There are several groups of arkansans taking the fight to vogelpohl and the committee he represents. Among them is the family council action committee, the little rock-based conservative education and research organization known for its willingness to scrap in the public arena. It’s not often one finds them at odds with the arkansas chamber of commerce.

“we’ve said over and over again that there is good tort reform and there’s bad tort reform issue,” cox says. “issue 1 happens to be bad tort reform… we told them over and over again, this is not good tort reform. We supported other measures that we considered responsible and workable. But the powerful lobbyists and big corporate interests out there just bulldozed their way through the legislature.”

“in other states, they’ve passed laws that say if a doctor follows the recommended standard of care, that they can’t be held liable if something goes wrong,” he says. “same thing with hospitals. If they’re administering drugs according to FDA protocols, even if they find out later on that that drug caused cancer or seizures or something like that, then they would be exempt.

Cox, like vogelpohl, points to 2003 as the genesis for arkansas’ current tort reform movement. The legislature’s move to enact tort reform legislation that included a $1 million cap on punitive damages in civil suits and limited who could testify as an expert witness came at the request of the arkansas nursing home lobby following a massive judgement against a mena nursing home.

“what economic value is that child,” he asks. “A child has no income, so you can’t say, ‘well, he was going to work for the next 60 years and make this much money,’ because you don’t know. When you start looking at what that child is worth under issue 1, as opposed to what a wealthy businessman would be worth, that child is worth a whole lot less. And to us, that’s not fair.

“stay-at-home moms do a tremendous amount of work,” cox adds. “but sit down with a calculator and try to figure out how much that mom is worth. Well, she had no career so we don’t know. We don’t have a paycheck and paystub to look at. Anoxic brain damage causes so once again, issue 1 caps the only damages that her husband and her children can collect if somebody’s negligence causes her death.”

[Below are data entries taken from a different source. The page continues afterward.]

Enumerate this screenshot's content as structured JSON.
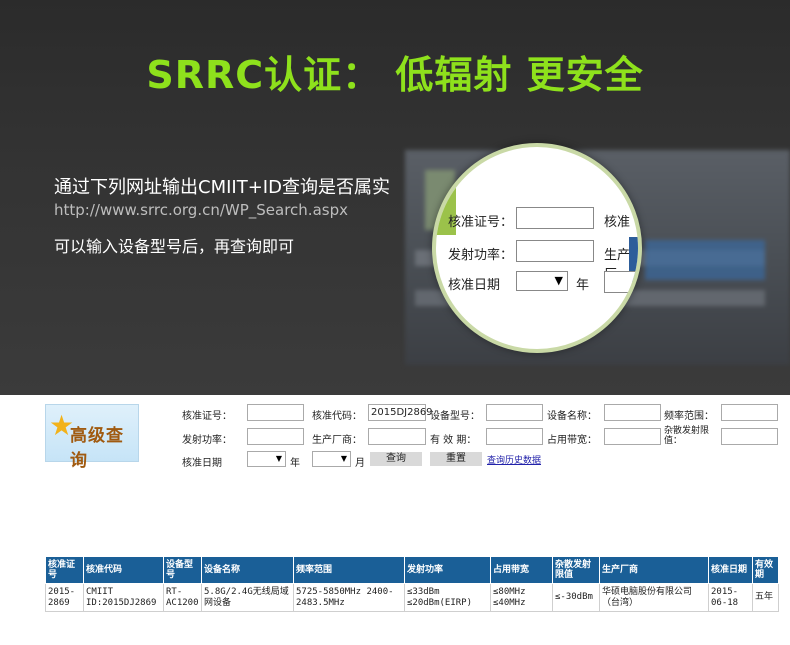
{
  "banner": {
    "title": "SRRC认证： 低辐射 更安全",
    "line1": "通过下列网址输出CMIIT+ID查询是否属实",
    "url": "http://www.srrc.org.cn/WP_Search.aspx",
    "line3": "可以输入设备型号后，再查询即可"
  },
  "magnifier": {
    "row1_label": "核准证号：",
    "row1_right": "核准",
    "row2_label": "发射功率：",
    "row2_right": "生产厂",
    "row3_label": "核准日期",
    "row3_suffix": "年",
    "select_arrow": "▼"
  },
  "logo": {
    "text": "高级查询",
    "star": "★"
  },
  "form": {
    "cert_no_label": "核准证号：",
    "cert_code_label": "核准代码：",
    "cert_code_value": "2015DJ2869",
    "model_label": "设备型号：",
    "device_name_label": "设备名称：",
    "freq_range_label": "频率范围：",
    "power_label": "发射功率：",
    "maker_label": "生产厂商：",
    "valid_label": "有 效 期：",
    "bandwidth_label": "占用带宽：",
    "spurious_label": "杂散发射限值：",
    "date_label": "核准日期",
    "year_label": "年",
    "month_label": "月",
    "select_arrow": "▼",
    "search_button": "查询",
    "reset_button": "重置",
    "history_link": "查询历史数据"
  },
  "table": {
    "headers": [
      "核准证号",
      "核准代码",
      "设备型号",
      "设备名称",
      "频率范围",
      "发射功率",
      "占用带宽",
      "杂散发射限值",
      "生产厂商",
      "核准日期",
      "有效期"
    ],
    "rows": [
      {
        "cert_no": "2015-2869",
        "cert_code": "CMIIT ID:2015DJ2869",
        "model": "RT-AC1200",
        "device_name": "5.8G/2.4G无线局域网设备",
        "freq_range": "5725-5850MHz 2400-2483.5MHz",
        "power_1": "≤33dBm",
        "power_2": "≤20dBm(EIRP)",
        "bandwidth_1": "≤80MHz",
        "bandwidth_2": "≤40MHz",
        "spurious": "≤-30dBm",
        "maker": "华硕电脑股份有限公司（台湾）",
        "date": "2015-06-18",
        "validity": "五年"
      }
    ]
  },
  "colors": {
    "title_green": "#8ee11c",
    "header_blue": "#1a5f97",
    "link_blue": "#2222aa"
  }
}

He also dispels the belief that issue 1, if passed, would open a window for more physicians to return to arkansas. Using the texas example, cox says that more doctors were coming to the lone star state, per capita, before tort reform was passed. And the number of physicians there grew with the state’s population, not as a result of tort reform.

Cox also cites the decline in quality of care among texas nursing homes as a negative side effect of tort reform legislation. According to families for better care’s annual nursing home report card, texas consistently ranks last and has received an ‘F’ since at least 2013. U.S. News & world report put texas dead last in nursing home quality, as well. Arkansas came in 19 spots higher.

“I’m encouraging everyone to get out there and continue to talk about it, educate people, because I think it’s important,” says danielson. “it’s very confusing. Anoxic brain injury stories one of the problems that I have with it is that it’s leading by calling it tort reform… one of the features is to take the rulemaking authority from the arkansas supreme court and give it to the legislature. What most people don’t realize is that rule making is not limited to civil or personal injury actions.

“A lawyer or lawyers could write to us and ask us to look at a rule change, or the public could say we think this rule should be looked at,” he says. “we would always refer them to the civil practice committee. That committee is appointed by the court; they’re very carefully selected, have experienced lawyers who are actually trying cases. They’re in the arena.”

“A $500,000 verdict is not going to change the behavior of exxon mobil,” danielson says, using the oil company as an example. “that $500,000 is chump change to them. It totally defeats the purpose of punitive damages. It’s totally inconsistent to say we’re going to have a fixed amount of money, because you don’t know the assets of the defendant.